Ever heard of the term "Almond mom"?
If you're an avid TikToker, then you might have seen the term lying around on a few celebrity mom's videos and if you were born anywhere between the 1990's and the 2000's then you might have even lived with one.
Pediatrician Dr. Karla explains the belief these moms hold which is rooted in diet culture, internalized bias and fatphobia are in actuality extensions of their own eating disorders.
"They actually believe the child will be better if they're thinner"
Dr. Karla called the trend "concerning" and said it was harmful to both parents and their teens.
However, for many of us who have grown up in a culture that prioritizes thinness and often draws parallels between a person's worth and their size, it's difficult to unsee all of the warped ideals we have on body image and to unhear all of the misconceptions and toxic mantras we were told that is now ingrained.
For many there still is and will always be privilege in being thin.
Here's Dr. Karla calling out "Almond moms" in a TikTok video.
The feedback was concerning.
@xenas4/TikTok; @lauriehuddlesonschaberg/TikTok; @robynmullins432/TikTok
Another TikToker doesn't believe thin privilege is going away anytime soon despite its harmfulness.
@jess.ssssss.s/TikTok; @tandem.nursing.mom/TikTok; @jessicamajerus8/TikTok
So where did the phrase "Almond mom" come from?
The term was coined by television personality and former model Yolanda Hadid—the mom of supermodels Gigi and Bella Hadid.
After a clip from the Real Housewives of Beverly Hills was released where Gigi complained of "feeling weak" and was told by her mother to eat “a couple of almonds and chew them well," claims were made that mother Hadid not only restricted her daughters’ access to food growing up but carried some questionable and toxic idealisms for her daughters.

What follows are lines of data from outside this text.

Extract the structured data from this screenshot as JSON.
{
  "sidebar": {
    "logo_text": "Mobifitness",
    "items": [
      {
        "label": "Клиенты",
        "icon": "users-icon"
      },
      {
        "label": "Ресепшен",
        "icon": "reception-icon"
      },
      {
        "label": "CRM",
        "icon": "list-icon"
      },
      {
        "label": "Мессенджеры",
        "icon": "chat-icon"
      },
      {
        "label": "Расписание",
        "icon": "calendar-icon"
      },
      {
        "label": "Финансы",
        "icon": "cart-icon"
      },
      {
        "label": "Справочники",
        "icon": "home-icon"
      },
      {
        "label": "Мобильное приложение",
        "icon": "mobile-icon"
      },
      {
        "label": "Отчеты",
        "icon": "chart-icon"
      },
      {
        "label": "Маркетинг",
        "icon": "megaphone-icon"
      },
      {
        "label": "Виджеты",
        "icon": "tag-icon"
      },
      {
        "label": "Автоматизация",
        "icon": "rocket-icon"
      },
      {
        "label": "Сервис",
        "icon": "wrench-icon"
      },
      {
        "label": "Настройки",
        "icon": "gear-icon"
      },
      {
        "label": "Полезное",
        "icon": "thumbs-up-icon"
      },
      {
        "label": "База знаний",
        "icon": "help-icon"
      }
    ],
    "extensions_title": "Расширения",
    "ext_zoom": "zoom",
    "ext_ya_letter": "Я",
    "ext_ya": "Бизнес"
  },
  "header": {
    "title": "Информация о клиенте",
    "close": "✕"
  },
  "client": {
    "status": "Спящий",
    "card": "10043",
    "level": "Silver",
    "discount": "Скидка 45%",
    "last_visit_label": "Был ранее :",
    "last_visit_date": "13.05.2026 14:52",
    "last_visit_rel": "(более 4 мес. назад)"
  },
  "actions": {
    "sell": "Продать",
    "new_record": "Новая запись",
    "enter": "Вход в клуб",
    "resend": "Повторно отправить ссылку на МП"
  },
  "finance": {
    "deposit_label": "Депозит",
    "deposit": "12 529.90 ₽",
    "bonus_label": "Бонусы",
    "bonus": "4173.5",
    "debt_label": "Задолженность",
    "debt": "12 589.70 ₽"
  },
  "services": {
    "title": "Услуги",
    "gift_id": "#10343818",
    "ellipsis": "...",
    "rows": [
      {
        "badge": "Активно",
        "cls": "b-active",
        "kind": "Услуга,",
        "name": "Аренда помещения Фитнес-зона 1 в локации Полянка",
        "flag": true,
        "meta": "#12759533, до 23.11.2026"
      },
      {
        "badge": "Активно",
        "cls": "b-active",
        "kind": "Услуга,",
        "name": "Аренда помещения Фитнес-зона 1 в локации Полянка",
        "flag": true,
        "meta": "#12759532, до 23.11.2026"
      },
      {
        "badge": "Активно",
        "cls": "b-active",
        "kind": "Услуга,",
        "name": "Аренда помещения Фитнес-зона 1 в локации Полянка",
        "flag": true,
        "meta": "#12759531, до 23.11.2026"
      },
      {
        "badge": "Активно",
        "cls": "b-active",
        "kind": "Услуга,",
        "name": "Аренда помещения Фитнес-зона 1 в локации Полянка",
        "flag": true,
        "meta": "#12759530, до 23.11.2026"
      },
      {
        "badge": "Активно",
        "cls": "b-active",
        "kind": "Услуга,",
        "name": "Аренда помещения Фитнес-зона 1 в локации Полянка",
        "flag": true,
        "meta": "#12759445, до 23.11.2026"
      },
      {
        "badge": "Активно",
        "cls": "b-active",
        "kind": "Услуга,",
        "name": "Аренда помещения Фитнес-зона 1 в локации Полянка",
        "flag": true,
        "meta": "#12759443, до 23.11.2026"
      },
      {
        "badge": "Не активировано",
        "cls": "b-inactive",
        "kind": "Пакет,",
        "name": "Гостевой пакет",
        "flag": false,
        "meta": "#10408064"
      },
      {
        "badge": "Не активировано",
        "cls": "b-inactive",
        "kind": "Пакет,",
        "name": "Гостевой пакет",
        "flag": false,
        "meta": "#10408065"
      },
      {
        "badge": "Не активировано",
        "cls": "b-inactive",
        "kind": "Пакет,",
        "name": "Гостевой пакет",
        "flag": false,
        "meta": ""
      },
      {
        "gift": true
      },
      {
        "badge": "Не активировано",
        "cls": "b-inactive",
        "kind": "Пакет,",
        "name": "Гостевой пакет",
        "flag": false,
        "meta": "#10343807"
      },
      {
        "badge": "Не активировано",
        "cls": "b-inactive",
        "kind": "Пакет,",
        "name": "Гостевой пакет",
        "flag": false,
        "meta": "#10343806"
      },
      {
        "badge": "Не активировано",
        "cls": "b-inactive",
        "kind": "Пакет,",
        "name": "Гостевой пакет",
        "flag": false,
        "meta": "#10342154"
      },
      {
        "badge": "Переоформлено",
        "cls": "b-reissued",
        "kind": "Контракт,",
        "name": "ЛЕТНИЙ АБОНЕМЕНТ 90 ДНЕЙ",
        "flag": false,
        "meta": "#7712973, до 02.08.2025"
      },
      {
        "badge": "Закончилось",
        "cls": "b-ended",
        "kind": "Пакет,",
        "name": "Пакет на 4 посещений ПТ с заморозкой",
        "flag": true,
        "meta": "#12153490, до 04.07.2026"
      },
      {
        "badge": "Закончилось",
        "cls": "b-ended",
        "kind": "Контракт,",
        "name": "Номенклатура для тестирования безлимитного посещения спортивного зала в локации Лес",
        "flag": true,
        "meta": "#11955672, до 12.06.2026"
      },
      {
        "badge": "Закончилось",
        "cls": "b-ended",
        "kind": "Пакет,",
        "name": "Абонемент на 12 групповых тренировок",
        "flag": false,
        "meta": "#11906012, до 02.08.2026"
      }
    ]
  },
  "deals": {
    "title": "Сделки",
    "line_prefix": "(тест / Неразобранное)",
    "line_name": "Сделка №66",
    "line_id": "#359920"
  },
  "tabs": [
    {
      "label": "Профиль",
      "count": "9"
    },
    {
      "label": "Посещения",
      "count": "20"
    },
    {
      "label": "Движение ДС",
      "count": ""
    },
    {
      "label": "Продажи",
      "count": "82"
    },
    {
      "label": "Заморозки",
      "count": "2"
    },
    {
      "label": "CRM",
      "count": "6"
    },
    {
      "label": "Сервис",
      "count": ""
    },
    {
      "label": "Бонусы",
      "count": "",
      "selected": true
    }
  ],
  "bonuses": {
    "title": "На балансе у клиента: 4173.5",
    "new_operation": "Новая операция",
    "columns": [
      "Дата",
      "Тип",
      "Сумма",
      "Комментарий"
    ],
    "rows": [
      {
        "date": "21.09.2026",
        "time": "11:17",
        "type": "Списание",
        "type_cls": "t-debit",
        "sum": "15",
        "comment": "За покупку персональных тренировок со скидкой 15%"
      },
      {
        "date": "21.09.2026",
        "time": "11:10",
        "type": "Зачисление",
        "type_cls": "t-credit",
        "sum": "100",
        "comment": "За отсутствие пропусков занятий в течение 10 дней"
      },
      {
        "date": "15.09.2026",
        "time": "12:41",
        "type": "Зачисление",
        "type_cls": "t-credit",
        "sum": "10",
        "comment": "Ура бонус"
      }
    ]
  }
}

The Beverly Hills housewife in response to all of the backlash created a seemingly sneering TikTok where she poked fun at all the parenting criticisms she's since received. In the TikTok the "Almond mom" herself can be seen carrying around a bowl of almonds while doing different tasks from sitting by the fireplace to taking a drive in a golf cart.
@catapendola/TikTok; @us3rnam3_n0t_f0und/TikTok; @gracefsc/TikTok
Despite its new name as the "Almond mom " phenomenon, using almonds to delay and fight off extreme hunger, dizziness and exhaustion were tactics used as early as the 90s.
No stranger to the almond diet was the "heroin chic" look that was sought after by many models who were lucky enough to grace the pages of Vogue. From film, to TV, to mainstream magazines, the messaging was very clear especially to young impressionable teens.
Hunger was treated as a weakness and left many to chase unrealistic and unhealthy body goals.
But Almond Mom isn't the only toxic mantra.
Though we can all relate on some level to societies' "Almond mom" like tendencies, some women are refusing to not only abide by these narrow standards anymore but are making sure to create a safe and healthy space for their families and for children everywhere.
However, it's more than just teaching your child about a healthy relationship with food.
It is also about how you choose to speak to yourself in front of your child. Psychologists and dietitians say that even if you don't condone a restricting diet and instead teach and promote positivity surrounding all foods, modeling a behavior where you constantly speak to yourself negatively or engage in daily caloric counts can be just as detrimental.
You have to ensure that you are going out of your way to set a good example.
Can body positivity be mainstream?
That would be a much longer article. What we do know for sure is there are people out there consciously making the decision to not perpetuate unhealthy and harmful relationships with food.
People like Dr. Karla are calling out toxic and damaging practices and standards on body image that we uphold today.
It's about time.